Website and app data records
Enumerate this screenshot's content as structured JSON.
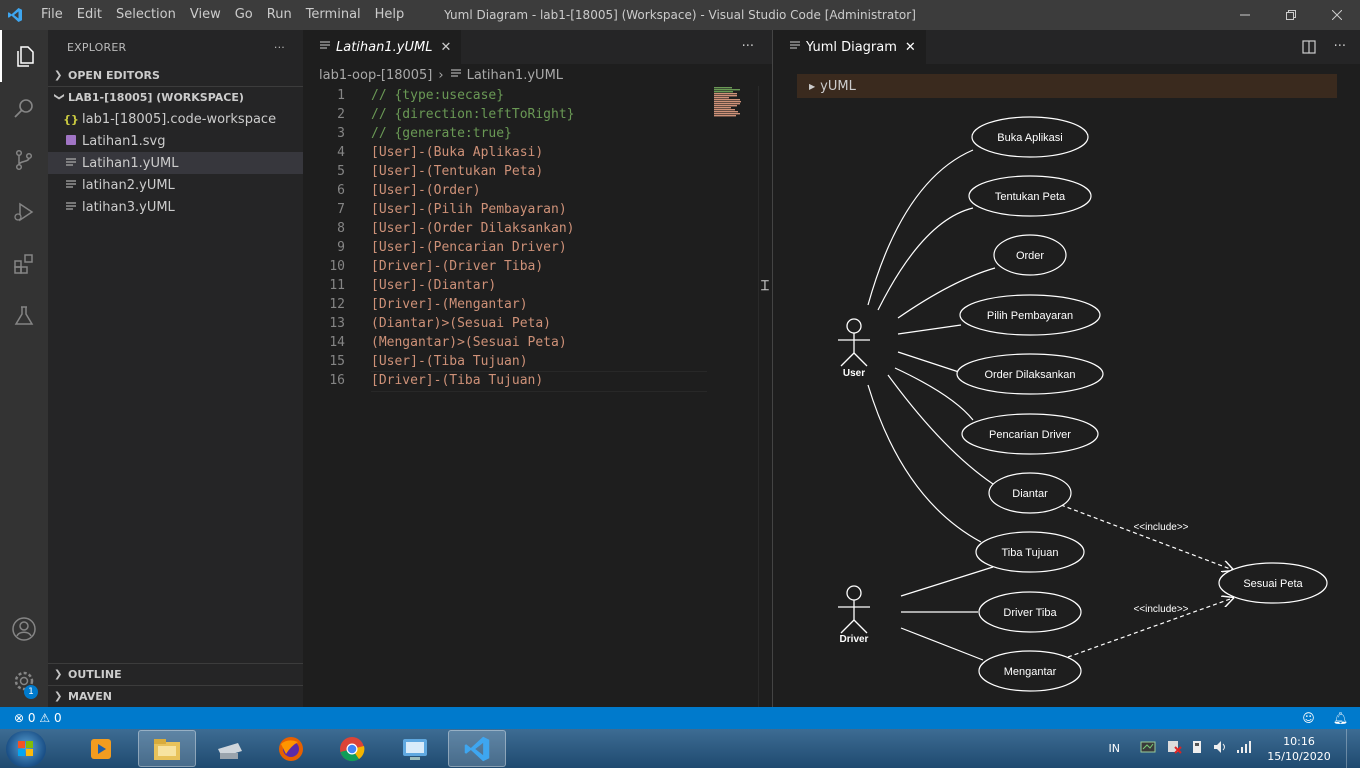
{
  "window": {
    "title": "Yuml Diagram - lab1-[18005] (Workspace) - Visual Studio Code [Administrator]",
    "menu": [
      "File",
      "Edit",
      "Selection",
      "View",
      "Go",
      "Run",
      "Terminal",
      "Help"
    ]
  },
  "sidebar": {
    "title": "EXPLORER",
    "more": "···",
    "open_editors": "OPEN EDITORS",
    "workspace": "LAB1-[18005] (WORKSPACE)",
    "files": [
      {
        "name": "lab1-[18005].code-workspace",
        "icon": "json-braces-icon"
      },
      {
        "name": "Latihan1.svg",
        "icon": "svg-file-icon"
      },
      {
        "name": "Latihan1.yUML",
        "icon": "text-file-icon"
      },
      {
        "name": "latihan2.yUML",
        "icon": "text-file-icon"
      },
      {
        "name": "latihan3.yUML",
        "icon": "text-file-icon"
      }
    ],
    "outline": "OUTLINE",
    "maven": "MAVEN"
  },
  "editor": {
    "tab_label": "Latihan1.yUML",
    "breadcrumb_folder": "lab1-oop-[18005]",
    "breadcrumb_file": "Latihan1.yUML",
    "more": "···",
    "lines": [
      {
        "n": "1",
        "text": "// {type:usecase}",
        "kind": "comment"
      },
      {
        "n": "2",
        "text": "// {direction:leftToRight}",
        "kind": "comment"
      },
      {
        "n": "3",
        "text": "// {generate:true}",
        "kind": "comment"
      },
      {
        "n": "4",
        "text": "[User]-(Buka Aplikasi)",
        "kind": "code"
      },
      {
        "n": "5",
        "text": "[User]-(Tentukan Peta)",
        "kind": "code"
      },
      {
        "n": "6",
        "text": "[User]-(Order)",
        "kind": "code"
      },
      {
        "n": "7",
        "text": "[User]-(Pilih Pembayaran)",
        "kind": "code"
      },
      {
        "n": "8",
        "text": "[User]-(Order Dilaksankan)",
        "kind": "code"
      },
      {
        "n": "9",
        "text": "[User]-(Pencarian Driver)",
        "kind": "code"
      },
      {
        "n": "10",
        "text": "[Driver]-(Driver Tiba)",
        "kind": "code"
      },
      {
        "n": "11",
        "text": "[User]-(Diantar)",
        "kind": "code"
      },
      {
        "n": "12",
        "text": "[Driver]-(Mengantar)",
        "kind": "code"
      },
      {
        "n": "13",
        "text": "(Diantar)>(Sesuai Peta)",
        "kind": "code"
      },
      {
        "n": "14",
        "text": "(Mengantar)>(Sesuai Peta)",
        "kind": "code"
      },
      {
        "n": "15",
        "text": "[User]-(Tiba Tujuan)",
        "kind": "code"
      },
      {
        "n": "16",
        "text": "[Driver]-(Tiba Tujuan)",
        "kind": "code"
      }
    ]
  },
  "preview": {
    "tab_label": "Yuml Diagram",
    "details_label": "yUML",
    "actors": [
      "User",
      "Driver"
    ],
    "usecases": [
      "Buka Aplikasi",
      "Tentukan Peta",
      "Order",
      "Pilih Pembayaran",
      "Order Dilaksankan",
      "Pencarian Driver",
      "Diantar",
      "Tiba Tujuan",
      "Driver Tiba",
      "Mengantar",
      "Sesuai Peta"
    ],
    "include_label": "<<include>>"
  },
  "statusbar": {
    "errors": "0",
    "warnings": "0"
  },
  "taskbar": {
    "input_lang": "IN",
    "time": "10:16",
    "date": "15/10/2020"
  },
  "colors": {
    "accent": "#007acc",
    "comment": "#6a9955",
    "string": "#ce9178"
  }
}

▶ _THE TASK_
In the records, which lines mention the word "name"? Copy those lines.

▶ _ANSWER TO THE PROBLEM_
        "name": "lab1-[18005].code-workspace",
        "name": "Latihan1.svg",
        "name": "Latihan1.yUML",
        "name": "latihan2.yUML",
        "name": "latihan3.yUML",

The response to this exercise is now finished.